Records from a data collection
╔══

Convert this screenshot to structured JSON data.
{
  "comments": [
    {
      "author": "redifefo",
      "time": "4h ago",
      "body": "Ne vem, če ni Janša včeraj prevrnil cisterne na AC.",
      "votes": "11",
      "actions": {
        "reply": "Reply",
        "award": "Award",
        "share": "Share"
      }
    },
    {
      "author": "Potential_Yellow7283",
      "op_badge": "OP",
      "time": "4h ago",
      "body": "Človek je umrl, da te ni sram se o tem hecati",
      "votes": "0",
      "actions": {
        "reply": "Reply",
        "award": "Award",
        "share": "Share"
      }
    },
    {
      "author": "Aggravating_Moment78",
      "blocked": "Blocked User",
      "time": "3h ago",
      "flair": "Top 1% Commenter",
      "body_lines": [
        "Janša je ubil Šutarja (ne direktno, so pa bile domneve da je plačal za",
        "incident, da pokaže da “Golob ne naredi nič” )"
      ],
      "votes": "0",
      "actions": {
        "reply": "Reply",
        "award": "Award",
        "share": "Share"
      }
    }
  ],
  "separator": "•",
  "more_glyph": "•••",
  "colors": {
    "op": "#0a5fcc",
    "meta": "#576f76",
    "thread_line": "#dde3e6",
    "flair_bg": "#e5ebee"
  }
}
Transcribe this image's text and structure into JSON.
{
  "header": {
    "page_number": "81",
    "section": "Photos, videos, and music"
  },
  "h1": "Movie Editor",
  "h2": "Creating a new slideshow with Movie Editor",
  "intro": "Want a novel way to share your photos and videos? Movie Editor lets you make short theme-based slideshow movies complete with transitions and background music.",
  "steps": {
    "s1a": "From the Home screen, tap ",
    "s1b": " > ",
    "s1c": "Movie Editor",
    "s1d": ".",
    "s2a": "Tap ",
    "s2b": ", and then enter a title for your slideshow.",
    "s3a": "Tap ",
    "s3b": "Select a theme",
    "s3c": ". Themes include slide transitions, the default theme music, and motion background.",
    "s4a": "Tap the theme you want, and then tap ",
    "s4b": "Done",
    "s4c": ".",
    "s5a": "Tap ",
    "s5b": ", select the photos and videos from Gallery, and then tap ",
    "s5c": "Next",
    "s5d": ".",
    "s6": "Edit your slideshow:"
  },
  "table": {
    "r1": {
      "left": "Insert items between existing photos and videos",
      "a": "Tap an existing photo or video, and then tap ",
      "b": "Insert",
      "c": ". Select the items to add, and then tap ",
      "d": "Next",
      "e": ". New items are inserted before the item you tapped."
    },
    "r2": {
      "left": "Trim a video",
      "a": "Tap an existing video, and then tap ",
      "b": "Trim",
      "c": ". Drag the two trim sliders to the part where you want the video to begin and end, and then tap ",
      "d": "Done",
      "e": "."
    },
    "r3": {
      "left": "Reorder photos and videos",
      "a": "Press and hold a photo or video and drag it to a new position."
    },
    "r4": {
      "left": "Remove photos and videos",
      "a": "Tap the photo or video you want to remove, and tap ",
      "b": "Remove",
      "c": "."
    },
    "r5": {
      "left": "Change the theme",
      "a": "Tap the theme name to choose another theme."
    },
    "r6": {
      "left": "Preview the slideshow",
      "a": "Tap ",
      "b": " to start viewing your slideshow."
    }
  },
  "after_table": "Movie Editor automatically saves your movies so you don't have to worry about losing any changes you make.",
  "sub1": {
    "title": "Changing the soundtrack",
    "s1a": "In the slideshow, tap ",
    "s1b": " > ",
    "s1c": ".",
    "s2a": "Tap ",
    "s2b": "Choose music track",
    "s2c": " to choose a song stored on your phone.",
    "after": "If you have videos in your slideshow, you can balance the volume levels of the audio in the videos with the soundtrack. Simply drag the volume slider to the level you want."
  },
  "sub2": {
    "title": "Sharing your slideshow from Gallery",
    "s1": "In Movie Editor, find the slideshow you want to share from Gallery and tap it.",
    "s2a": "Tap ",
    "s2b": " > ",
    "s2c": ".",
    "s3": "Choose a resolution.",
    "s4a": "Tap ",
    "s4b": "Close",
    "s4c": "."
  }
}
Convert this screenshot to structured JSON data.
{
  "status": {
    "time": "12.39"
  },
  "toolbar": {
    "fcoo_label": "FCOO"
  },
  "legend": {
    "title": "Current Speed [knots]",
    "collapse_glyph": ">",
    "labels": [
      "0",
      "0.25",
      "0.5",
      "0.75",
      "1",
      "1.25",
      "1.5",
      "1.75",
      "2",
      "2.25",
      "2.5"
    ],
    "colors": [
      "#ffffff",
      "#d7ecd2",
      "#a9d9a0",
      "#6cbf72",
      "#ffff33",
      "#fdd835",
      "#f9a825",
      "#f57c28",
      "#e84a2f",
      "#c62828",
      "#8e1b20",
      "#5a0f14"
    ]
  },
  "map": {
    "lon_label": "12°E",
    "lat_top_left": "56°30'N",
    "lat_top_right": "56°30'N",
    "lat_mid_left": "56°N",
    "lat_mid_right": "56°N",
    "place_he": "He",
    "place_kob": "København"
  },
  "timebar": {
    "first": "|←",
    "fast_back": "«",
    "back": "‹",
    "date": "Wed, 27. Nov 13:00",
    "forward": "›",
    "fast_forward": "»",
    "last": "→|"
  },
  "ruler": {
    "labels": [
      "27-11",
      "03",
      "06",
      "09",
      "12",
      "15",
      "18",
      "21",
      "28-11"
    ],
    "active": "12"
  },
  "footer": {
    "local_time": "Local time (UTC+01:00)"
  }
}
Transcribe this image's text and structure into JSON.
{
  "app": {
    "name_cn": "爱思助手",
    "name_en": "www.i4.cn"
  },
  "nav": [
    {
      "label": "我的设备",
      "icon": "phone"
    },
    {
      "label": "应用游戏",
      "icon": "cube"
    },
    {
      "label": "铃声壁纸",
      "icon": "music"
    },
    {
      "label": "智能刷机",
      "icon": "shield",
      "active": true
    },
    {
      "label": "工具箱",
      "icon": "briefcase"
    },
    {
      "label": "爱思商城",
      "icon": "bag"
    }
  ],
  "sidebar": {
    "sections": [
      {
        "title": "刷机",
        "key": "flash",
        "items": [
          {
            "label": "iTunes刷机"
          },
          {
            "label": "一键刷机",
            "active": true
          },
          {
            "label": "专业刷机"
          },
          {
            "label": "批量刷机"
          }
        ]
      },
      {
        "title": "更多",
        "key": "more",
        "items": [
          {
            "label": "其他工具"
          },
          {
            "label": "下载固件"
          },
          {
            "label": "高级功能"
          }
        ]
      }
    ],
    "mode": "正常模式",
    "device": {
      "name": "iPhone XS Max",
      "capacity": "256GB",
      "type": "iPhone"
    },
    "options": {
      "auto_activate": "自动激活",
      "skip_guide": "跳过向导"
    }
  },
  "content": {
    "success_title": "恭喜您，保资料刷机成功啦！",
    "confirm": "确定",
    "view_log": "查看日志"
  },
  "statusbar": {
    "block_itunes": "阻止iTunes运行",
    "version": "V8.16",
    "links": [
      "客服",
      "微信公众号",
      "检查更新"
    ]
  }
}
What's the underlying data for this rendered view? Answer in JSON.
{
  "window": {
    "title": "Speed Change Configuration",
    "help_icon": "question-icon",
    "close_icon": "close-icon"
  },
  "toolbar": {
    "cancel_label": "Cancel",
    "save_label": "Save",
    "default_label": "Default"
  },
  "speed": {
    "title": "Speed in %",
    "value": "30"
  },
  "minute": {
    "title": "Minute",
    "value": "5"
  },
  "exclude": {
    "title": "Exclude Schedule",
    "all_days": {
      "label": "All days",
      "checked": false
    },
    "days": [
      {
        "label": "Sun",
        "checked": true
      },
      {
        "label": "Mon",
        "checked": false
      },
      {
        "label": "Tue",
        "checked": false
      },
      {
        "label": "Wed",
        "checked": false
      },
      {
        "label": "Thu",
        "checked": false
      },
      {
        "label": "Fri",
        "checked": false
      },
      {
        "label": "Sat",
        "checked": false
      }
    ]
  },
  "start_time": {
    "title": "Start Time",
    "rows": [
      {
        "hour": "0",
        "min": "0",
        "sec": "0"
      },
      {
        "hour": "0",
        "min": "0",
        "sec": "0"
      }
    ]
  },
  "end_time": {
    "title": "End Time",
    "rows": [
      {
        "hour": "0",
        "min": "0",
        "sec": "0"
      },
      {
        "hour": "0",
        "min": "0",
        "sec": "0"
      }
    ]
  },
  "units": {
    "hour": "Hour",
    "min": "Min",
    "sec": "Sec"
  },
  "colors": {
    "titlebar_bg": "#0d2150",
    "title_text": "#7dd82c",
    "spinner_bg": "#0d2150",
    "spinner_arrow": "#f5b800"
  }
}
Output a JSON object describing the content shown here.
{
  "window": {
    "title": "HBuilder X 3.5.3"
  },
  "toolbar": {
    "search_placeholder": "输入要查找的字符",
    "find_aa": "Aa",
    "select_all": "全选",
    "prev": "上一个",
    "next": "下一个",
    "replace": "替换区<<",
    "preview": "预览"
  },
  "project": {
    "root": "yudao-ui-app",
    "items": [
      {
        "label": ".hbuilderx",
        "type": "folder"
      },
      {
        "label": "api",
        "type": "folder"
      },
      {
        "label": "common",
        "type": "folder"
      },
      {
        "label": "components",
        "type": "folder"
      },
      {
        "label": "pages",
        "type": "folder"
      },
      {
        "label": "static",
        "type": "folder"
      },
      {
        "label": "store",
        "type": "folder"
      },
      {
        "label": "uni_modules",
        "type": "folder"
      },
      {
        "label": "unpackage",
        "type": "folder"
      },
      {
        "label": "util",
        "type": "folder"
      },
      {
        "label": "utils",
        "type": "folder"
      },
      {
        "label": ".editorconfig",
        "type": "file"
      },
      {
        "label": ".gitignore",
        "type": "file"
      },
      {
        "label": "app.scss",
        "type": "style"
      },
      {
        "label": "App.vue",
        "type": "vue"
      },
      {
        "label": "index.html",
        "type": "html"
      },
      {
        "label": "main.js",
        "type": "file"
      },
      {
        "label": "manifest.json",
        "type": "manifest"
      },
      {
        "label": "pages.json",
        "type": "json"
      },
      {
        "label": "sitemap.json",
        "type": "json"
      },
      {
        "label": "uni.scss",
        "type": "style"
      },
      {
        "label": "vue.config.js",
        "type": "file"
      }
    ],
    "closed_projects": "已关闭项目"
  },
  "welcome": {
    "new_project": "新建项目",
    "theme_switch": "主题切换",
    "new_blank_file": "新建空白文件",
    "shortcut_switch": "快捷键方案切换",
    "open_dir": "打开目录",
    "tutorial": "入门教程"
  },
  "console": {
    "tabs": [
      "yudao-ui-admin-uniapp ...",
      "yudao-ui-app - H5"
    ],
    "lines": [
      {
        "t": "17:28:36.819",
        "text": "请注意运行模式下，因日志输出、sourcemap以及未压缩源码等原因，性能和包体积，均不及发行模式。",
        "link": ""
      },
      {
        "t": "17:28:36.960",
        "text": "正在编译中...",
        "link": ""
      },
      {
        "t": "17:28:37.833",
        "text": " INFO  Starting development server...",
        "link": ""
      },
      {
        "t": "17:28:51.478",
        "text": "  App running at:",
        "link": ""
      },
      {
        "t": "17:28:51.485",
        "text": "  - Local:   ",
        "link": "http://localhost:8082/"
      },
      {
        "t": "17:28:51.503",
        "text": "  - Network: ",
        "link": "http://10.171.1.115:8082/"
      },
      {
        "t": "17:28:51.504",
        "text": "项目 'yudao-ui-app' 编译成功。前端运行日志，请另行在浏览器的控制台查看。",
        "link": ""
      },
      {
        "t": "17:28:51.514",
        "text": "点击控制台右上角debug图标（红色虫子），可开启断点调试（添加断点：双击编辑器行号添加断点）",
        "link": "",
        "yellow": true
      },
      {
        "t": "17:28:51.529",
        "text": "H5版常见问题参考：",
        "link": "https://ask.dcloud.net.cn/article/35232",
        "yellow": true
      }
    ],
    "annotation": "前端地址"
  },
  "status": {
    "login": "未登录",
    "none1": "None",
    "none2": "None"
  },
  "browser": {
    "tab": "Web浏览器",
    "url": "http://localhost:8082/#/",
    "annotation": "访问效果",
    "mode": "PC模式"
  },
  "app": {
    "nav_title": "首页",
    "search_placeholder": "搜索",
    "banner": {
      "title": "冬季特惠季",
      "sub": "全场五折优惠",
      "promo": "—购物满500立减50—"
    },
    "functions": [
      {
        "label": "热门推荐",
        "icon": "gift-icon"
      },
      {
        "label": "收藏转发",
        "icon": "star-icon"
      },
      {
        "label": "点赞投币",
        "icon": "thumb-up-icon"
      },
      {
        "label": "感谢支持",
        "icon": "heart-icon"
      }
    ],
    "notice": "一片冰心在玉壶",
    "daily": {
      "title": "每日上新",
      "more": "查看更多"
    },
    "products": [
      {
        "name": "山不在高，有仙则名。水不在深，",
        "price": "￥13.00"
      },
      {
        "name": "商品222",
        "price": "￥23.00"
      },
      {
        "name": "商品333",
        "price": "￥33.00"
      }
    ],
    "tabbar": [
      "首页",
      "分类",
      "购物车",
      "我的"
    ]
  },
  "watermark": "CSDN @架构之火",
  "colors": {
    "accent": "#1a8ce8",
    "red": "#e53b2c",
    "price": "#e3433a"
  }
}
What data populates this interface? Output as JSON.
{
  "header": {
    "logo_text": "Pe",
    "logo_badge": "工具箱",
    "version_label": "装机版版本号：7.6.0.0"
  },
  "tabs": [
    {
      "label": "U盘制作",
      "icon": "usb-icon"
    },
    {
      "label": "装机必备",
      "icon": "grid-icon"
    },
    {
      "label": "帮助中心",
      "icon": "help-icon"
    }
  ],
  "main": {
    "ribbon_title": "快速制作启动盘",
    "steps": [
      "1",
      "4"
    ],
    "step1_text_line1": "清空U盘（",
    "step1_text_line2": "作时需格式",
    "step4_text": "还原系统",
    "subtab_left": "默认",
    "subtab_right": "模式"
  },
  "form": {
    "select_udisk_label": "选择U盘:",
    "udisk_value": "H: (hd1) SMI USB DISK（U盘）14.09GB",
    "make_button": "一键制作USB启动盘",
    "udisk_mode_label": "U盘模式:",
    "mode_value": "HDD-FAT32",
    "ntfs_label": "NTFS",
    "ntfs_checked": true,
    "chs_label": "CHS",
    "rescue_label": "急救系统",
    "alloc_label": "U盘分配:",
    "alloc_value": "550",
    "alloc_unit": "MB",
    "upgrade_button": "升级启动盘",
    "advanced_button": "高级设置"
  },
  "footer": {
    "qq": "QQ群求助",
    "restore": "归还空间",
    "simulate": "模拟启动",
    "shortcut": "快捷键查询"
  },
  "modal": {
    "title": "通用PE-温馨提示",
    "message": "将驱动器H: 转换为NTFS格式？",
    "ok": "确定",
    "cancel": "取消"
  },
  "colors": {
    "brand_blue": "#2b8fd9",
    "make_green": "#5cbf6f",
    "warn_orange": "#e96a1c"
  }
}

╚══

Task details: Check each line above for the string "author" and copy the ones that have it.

Task answer:
      "author": "redifefo",
      "author": "Potential_Yellow7283",
      "author": "Aggravating_Moment78",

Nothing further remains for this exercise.